▸ **WHAT YOU HAVE TO DO**
From the entries below, copy every line holding the word "reads".
(DATA SHOWN begins)
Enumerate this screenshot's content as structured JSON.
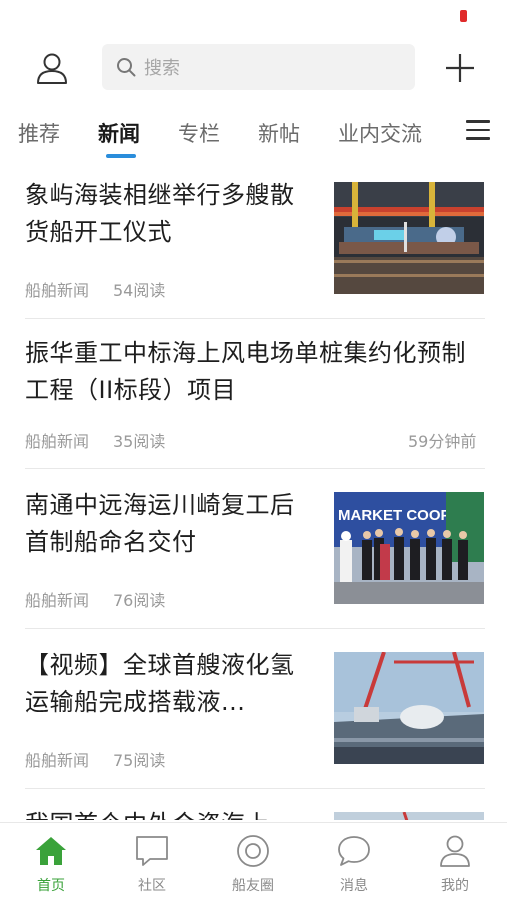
{
  "header": {
    "search_placeholder": "搜索",
    "icons": {
      "profile": "user-icon",
      "search": "search-icon",
      "add": "plus-icon"
    }
  },
  "tabs": [
    {
      "label": "推荐",
      "active": false
    },
    {
      "label": "新闻",
      "active": true
    },
    {
      "label": "专栏",
      "active": false
    },
    {
      "label": "新帖",
      "active": false
    },
    {
      "label": "业内交流",
      "active": false
    }
  ],
  "feed": [
    {
      "title": "象屿海装相继举行多艘散货船开工仪式",
      "source": "船舶新闻",
      "reads": "54阅读",
      "time": ""
    },
    {
      "title": "振华重工中标海上风电场单桩集约化预制工程（II标段）项目",
      "source": "船舶新闻",
      "reads": "35阅读",
      "time": "59分钟前"
    },
    {
      "title": "南通中远海运川崎复工后首制船命名交付",
      "source": "船舶新闻",
      "reads": "76阅读",
      "time": ""
    },
    {
      "title": "【视频】全球首艘液化氢运输船完成搭载液...",
      "source": "船舶新闻",
      "reads": "75阅读",
      "time": ""
    },
    {
      "title": "我国首个中外合资海上",
      "source": "",
      "reads": "",
      "time": ""
    }
  ],
  "images": {
    "banner_text": "MARKET COOPER"
  },
  "bottom_nav": [
    {
      "label": "首页",
      "icon": "home-icon",
      "active": true
    },
    {
      "label": "社区",
      "icon": "chat-square-icon",
      "active": false
    },
    {
      "label": "船友圈",
      "icon": "circle-target-icon",
      "active": false
    },
    {
      "label": "消息",
      "icon": "message-bubble-icon",
      "active": false
    },
    {
      "label": "我的",
      "icon": "user-icon",
      "active": false
    }
  ],
  "colors": {
    "accent_blue": "#2a8ddb",
    "active_green": "#3aa23a",
    "status_red": "#e02b2b"
  }
}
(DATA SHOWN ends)
▸ **OUTPUT**
      "reads": "54阅读",
      "reads": "35阅读",
      "reads": "76阅读",
      "reads": "75阅读",
      "reads": "",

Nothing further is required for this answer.